We shall illustrate this attack in the RSA signature context.
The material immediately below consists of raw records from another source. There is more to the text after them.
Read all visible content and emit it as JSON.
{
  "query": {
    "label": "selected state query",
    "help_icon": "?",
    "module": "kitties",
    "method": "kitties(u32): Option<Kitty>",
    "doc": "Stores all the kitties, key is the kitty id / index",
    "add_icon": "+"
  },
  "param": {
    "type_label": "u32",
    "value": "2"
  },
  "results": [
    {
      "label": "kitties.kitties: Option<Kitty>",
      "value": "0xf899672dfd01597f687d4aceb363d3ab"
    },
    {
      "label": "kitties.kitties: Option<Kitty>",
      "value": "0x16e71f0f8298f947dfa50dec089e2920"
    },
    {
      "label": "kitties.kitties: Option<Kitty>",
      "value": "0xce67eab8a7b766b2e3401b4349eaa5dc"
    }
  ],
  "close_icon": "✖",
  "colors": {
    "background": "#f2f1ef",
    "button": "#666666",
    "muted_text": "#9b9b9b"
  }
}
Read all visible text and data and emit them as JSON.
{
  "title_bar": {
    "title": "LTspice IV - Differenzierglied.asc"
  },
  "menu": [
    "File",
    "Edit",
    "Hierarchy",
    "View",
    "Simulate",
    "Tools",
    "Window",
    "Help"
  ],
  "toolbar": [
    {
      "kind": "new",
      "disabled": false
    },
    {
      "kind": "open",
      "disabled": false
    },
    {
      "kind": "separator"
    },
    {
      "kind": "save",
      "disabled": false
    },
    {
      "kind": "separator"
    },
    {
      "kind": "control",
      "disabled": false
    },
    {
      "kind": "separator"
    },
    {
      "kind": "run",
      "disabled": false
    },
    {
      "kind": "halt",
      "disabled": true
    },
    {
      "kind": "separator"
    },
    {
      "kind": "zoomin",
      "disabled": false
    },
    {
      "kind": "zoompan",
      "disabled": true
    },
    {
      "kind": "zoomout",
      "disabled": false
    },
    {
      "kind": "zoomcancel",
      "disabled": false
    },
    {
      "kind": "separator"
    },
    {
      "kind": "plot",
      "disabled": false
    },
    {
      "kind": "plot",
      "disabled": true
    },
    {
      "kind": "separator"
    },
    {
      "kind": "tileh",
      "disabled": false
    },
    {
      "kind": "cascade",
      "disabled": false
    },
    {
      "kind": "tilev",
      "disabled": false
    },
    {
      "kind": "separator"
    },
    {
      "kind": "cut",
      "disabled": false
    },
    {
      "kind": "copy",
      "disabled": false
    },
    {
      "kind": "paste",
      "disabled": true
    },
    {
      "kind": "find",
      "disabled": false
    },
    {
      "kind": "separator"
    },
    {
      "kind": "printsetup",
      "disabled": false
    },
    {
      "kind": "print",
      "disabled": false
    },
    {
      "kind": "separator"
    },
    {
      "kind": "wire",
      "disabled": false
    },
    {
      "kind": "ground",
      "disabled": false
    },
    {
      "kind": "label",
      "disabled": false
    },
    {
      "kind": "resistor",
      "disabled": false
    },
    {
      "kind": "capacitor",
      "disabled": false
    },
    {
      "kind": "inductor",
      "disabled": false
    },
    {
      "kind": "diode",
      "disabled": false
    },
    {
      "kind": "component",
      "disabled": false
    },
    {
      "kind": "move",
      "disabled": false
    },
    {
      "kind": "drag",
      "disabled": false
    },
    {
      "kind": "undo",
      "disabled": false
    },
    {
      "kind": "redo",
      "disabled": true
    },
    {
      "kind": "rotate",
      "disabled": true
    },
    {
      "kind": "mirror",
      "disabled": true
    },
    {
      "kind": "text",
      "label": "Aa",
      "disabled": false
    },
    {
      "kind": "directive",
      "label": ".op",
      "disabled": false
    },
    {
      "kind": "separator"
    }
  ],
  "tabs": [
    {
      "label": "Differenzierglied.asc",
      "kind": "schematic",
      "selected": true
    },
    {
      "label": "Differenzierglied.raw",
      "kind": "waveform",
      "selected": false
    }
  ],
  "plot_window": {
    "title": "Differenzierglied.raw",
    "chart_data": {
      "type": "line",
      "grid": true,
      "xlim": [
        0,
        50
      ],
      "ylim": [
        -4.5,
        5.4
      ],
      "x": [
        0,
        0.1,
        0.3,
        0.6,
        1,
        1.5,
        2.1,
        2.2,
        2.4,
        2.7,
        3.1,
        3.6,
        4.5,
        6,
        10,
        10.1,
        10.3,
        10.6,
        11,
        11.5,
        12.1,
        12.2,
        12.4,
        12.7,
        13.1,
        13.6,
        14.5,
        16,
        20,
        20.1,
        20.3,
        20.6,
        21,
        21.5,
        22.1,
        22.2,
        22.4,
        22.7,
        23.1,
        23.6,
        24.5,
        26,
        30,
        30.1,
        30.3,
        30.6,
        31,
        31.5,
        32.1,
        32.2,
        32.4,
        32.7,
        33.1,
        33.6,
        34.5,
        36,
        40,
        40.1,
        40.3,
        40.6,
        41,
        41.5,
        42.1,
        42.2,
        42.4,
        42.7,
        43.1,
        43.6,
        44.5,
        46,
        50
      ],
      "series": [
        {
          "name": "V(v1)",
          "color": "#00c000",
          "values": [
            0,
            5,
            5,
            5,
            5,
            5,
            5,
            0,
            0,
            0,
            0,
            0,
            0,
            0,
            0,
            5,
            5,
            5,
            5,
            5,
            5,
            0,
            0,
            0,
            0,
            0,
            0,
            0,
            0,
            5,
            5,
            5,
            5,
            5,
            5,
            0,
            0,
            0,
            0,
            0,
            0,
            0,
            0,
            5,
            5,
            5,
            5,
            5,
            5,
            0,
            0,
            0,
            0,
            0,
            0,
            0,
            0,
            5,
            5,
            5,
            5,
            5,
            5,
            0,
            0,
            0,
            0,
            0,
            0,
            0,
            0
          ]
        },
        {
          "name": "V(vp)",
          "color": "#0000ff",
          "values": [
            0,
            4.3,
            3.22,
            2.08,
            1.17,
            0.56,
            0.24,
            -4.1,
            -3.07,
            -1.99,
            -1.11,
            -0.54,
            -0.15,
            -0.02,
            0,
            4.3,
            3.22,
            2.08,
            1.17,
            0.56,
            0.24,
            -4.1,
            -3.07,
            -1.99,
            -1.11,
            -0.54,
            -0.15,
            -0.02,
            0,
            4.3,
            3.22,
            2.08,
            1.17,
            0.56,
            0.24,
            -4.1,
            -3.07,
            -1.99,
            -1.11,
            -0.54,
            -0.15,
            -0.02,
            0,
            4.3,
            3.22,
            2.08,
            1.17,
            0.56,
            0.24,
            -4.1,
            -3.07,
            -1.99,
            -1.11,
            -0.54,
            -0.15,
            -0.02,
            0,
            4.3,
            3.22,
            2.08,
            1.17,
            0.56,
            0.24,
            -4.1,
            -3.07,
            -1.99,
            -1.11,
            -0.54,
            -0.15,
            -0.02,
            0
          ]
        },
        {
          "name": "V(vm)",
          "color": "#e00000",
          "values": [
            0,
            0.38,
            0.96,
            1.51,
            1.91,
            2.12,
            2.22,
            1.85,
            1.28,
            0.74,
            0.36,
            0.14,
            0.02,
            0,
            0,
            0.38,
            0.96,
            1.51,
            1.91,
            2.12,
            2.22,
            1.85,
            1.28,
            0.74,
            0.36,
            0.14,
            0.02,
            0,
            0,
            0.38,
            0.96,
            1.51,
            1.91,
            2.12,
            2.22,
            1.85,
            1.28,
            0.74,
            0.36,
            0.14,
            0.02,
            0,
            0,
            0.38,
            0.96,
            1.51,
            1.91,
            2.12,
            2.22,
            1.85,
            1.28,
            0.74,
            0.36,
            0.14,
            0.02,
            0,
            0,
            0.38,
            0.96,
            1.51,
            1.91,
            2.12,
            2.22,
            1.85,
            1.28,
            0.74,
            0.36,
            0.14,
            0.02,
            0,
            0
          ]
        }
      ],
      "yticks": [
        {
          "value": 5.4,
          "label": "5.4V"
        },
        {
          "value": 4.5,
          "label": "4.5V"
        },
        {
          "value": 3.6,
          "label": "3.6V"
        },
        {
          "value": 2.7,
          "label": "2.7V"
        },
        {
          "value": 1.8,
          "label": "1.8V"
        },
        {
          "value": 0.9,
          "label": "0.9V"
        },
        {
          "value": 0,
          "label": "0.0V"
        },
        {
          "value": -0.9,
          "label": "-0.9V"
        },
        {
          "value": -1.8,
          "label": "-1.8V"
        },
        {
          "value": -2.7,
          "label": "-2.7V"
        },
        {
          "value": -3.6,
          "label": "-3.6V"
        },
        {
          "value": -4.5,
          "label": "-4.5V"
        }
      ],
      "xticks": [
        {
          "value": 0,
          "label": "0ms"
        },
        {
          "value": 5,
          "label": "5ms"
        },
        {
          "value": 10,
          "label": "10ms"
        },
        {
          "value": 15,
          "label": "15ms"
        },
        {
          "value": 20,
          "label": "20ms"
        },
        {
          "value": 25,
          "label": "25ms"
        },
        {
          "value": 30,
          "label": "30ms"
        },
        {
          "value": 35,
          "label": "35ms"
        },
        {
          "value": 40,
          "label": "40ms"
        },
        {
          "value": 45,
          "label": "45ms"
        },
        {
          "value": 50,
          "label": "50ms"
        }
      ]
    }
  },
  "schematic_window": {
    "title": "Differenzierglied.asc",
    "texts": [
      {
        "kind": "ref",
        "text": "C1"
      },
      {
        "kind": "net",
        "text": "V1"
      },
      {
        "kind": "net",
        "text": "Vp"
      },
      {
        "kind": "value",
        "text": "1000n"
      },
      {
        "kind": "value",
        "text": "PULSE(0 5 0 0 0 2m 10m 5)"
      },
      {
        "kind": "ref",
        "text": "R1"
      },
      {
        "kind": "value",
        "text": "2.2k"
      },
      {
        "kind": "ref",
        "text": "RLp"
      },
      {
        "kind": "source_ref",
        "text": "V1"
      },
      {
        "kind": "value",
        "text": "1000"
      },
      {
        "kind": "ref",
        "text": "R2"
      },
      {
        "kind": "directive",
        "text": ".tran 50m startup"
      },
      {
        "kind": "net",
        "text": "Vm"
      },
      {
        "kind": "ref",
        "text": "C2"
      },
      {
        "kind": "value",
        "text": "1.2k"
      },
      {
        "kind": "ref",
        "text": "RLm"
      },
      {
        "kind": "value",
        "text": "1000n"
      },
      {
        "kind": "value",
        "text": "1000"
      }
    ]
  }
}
Imagine
that Alice wants to send a signed message to Bob. For this purpose,
she carefully chooses two large primes *p* and *q* , and publishes
their product *n*=*pq* . She also chooses a public verification key *v*
according to . The secret signature key *s* is
computed so that . Then, to sign a
message *m* , Alice computes , and sends the pair
(*m*,*S*) to Bob. To verify that *S* effectively is the signature of
Alice corresponding to *m* , Bob checks whether , where *v* is the public verification key of Alice.

We shall see that if the hardware is damaged, then a pirate can obtain
some bits of the secret key *s* . Note that we do not deal with
Chinese remaindering based implementations, because, as shown before,
in this case one faulty computation modulo *p* or modulo *q* gives the
secret factors of *n* .